with incorrect special characters such as ndashes instead of

Note that checking the syntax of URIs can be done straightforwardly in
XSLT 2.0, XQuery or Schematron using xslt2 as its query language. As
long as you are confident that you can rely on your XSLT/XQuery platform to know the RFC, you can test whether the string value can cast to an xs:anyURI datatype.

Where there are also other constraints over URIs, such as forbidding relative URIs -- these can generally be checked too (depending on the details of course). But as for "URIs that work but are not correct syntactically" -- I think you have a can of worms there, largely due to the softness (context-dependency) of the definition of "work".

Once you've checked for well-formedness, you can then check to see if
 they resolve.

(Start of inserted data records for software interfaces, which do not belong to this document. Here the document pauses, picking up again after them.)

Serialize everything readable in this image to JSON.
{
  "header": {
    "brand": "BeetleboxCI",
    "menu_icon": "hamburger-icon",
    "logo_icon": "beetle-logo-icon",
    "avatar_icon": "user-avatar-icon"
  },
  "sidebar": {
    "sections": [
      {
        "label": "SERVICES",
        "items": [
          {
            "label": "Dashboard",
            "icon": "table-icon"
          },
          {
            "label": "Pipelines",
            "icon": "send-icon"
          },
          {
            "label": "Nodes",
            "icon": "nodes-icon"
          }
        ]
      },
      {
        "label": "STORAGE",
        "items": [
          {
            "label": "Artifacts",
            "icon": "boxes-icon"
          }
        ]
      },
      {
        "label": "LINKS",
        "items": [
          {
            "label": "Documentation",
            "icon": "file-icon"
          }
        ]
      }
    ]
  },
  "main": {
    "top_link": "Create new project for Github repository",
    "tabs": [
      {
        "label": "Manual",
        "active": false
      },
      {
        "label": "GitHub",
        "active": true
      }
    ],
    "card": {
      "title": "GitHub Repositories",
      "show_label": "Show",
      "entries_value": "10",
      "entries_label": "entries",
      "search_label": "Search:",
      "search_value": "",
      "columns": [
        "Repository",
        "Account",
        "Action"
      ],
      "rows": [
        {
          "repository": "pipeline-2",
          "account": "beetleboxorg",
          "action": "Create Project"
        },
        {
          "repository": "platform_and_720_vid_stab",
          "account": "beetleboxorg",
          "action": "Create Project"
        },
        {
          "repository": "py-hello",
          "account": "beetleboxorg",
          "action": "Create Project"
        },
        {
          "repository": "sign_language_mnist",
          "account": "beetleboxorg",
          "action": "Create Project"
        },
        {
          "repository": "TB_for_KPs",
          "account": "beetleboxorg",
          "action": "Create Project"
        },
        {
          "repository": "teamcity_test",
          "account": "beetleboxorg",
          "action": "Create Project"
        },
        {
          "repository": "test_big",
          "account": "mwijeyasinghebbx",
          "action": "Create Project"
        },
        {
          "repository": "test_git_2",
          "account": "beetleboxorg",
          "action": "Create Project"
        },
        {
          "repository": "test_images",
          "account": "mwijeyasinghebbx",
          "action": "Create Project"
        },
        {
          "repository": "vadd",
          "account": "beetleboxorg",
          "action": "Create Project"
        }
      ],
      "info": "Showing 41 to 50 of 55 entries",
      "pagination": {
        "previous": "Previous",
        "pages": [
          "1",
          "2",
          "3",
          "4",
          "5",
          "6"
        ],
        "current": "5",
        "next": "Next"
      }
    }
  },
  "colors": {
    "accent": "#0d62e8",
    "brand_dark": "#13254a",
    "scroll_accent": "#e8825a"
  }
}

We've done this and the work is non-trivial, and
you'll probably see at least 10% link-rot. You'll also see than same
URI come and go on a sometimes-daily basis, as we see in our
automated testing, so it's not 100% reliable, but it's a good start.
You also will see some URIs are redirected, and sometimes even
redirected with a different result every single time you query
because you're being tracked by the web site.

Indeed. This is yet a third and harder layer of "correctness". The grey area turns out to be hard to map, to say nothing of getting rid of it.

Finally, Kevin writes
My thinking at this point is that if the source document happens to
include a URI (or a mangled URI) as character data, this is not worth
checking for validity.  In character data, I can't tell apart a URI
which for some reason isn't clickable and a fragment of a URI not
meant to be clickable but which is included simply to illustrate a
technical point.  But I can assume that if @xlink:href is present,
the URI is meant to be actionable.

I don't think that's an unfair assumption. Yet @xlink:href is allowed in many places in JATS on the simple grounds that someone somewhere needs it, and then since it's permitted, you can't rule out that it will be deployed provisionally or as a matter of policy, without being put to use (i.e. by projects that think they need it but don't, or that may need it but never get around to using it, etc.) and tested "under load".

I guess this makes knowing which ones actually do work all the more interesting and useful.


Wendell Piez                            mailto:wapiez@xxxxxxxxxxxxxxxx
Mulberry Technologies, Inc.      
17 West Jefferson Street                    Direct Phone: 301/315-9635
Suite 207                                          Phone: 301/315-9631
Rockville, MD  20850                                 Fax: 301/315-8285
  Mulberry Technologies: A Consultancy Specializing in SGML and XML

Current Thread